Investment consultant Frank Russell has “influence” currently over 10% of the world’s pensions assets, according to the company’s chief executive officer Mike Phillips. But in five years’ time this will not be the case.

“Investment consulting is our flagship business, but it is not our core business any longer.” The business generating most of the pro-fits is the investment management operation and this is the future direction of the company, he says. It is scheduled to grow from $30bn of assets to $100bn in five years. He adds: “While we would like to be consultants to 10% of the world’s pensions assets then, that is not where we see the revenue and the profit growth.” As a private company, Russell is guarded about its figures, but its sales come to about $300m annually, with 25% outside the US. “Just over half these sales are generated by in-vestment management, but a larg-er proportion of profits comes from this. Of the businesses we run in-vestment management is the most profitable.”

He sees the share of consulting business declining in the future, mainly as it is not being positioned for rapid expansion.

Other areas, such as performance measurement and analytics are likely to be more of growth area than consultancy. “But we do not see such items to be high sticker price items.” One problem is that in the US, Russell has already a high share of these markets, whereas in investment management the proportion is minuscule.

“We have here a new proposition that has the potential to take market share from our competitors in large amounts.” This new deal is the multi-asset, multi-style, multi-manager approach. “We think we have invented a better investment mousetrap. In 1980 when we set it up, it was seen as rather marginal and new fangled. Now we see this approach becoming a core investment proposition. Everyone is talking about managing managers - total fund outsourcing - new paradigm managers - strategic partnerships.”
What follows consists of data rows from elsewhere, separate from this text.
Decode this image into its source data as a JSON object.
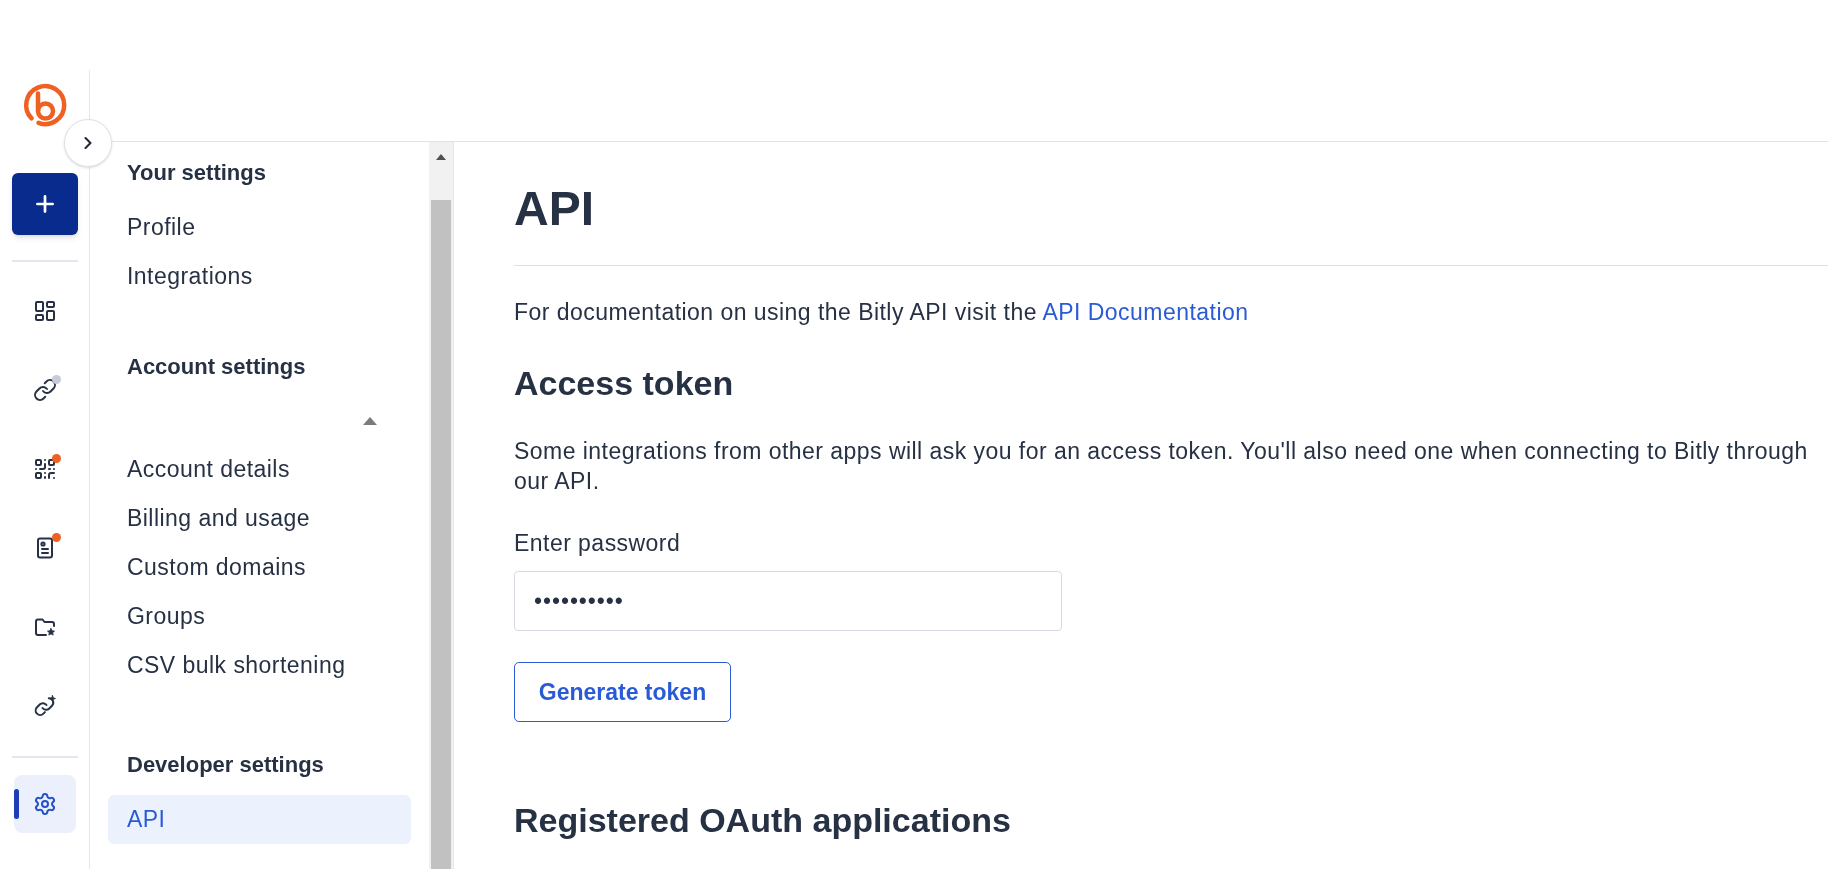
{
  "rail": {
    "nav_items": [
      {
        "kind": "home",
        "selected": false
      },
      {
        "kind": "links",
        "selected": false,
        "color": "#c5cbd9"
      },
      {
        "kind": "qr",
        "selected": false,
        "color": "#ee6123"
      },
      {
        "kind": "pages",
        "selected": false,
        "color": "#ee6123"
      },
      {
        "kind": "campaigns",
        "selected": false
      },
      {
        "kind": "custom_links",
        "selected": false
      }
    ],
    "bottom_items": [
      {
        "kind": "settings",
        "selected": true
      }
    ]
  },
  "sidebar": {
    "sections": [
      {
        "title": "Your settings",
        "items": [
          {
            "label": "Profile",
            "selected": false
          },
          {
            "label": "Integrations",
            "selected": false
          }
        ]
      },
      {
        "title": "Account settings",
        "account_picker": {
          "expanded": true
        },
        "items": [
          {
            "label": "Account details",
            "selected": false
          },
          {
            "label": "Billing and usage",
            "selected": false
          },
          {
            "label": "Custom domains",
            "selected": false
          },
          {
            "label": "Groups",
            "selected": false
          },
          {
            "label": "CSV bulk shortening",
            "selected": false
          }
        ]
      },
      {
        "title": "Developer settings",
        "items": [
          {
            "label": "API",
            "selected": true
          }
        ]
      }
    ]
  },
  "main": {
    "title": "API",
    "intro": {
      "text": "For documentation on using the Bitly API visit the ",
      "link": "API Documentation"
    },
    "access_token": {
      "heading": "Access token",
      "description": "Some integrations from other apps will ask you for an access token. You'll also need one when connecting to Bitly through our API.",
      "password_label": "Enter password",
      "password_value": "••••••••••",
      "button": "Generate token"
    },
    "oauth": {
      "heading": "Registered OAuth applications"
    }
  }
}
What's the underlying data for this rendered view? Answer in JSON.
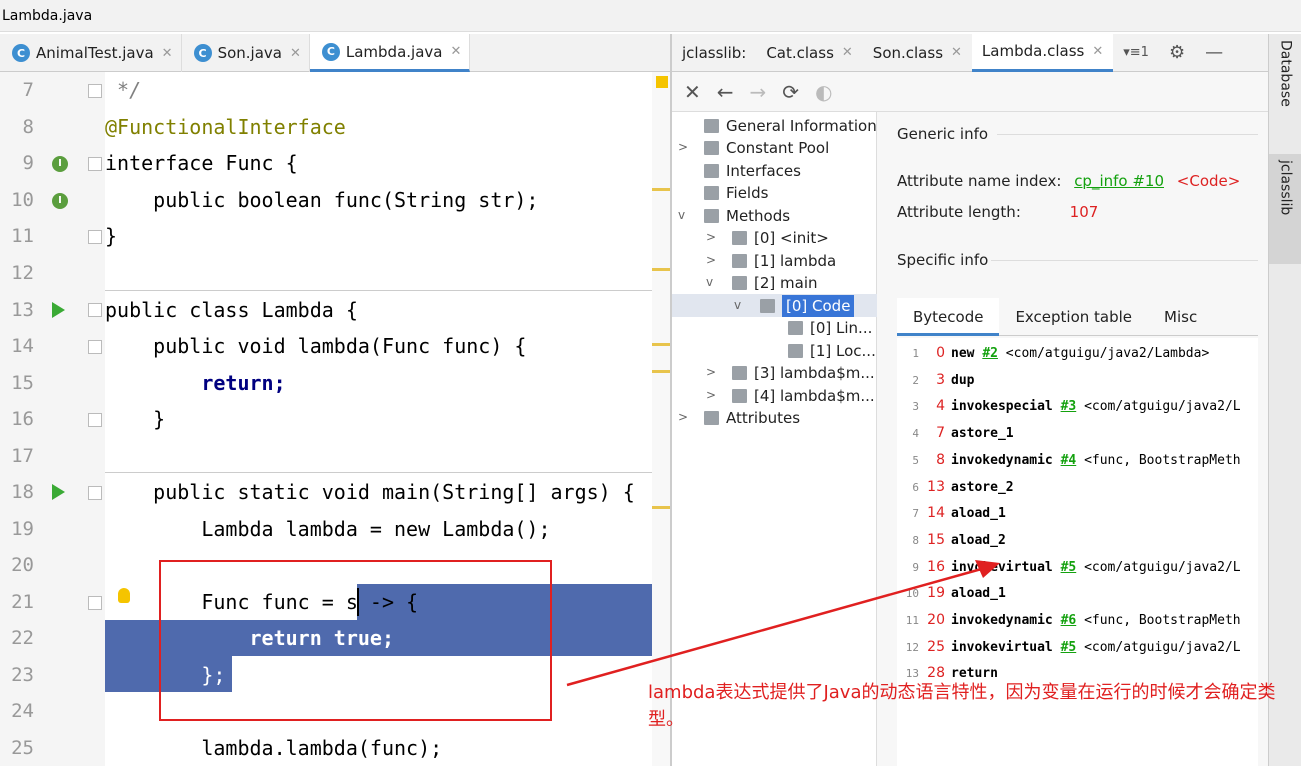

What all this boils down to in Phil-lips’ eyes is that: “You do not use just a couple of managers, you use multiple managers and you need someone to differentiate them”.

To reach the $100bn sales, Russells’ strategy is global distribution for its multi-manager funds. For fund sales in the $50,000 to $10m range it uses distribution partners. “It will vary from marketplace to marketplace, but we do not sell directly into any market.”

But it does sell direct to institutions under the other leg of its strategy. “Pension funds use us as the implementation mechanism for their strategy, by putting most if not all of their pension fund assets in our stewardship.” If the fund was below $1bn, the best way normally to implement the strategy would be through the pooled fund structur-es, he says. Eithe r way, all the management is outsourced. Already some $11bn is invested for 80 clients in this way. But Russells’ aim is to have clients up with an average in the $500m to $1bn range. “That’s not a pipedream,” he says. The strategy now is to ex-tend what has been happening in the US to Europe and elsewhere.

He thinks the market is going this way for a number of reasons, but particularly because of the fiduciary question that is beginning to loom. The trend to defined contribution only heightens the issue. “The fiduciary question means em-ployers have a duty to pick managers that deliver and to educate their workforce.” Employees cannot be left to swing in the breeze, he warns.

He meets the challenge of conflicts the change from consultancy to investment management brings head-on. “If we switch from a consultancy role to a fiduciary stewardship role, what happens is that our fees go up and our fiduciary obligations go up. There is nothing self-serving here, we get paid more for more risk.”

The major consultancies that Rus-sell has are not by and large clients for investment management. But should such a client become a money management client, the consultancy role is resigned from; nor do consultants get paid fees for bringing in investment clients.

Financial services are redolent with conflicts, Phillips maintains. He asks why if there is a conflict is it assumed that the consultant has succumbed to it rather than dealt with it? “Why can investment banks have conflicts and deal with them, but shiny pants consultants can’t?” Fennell Betson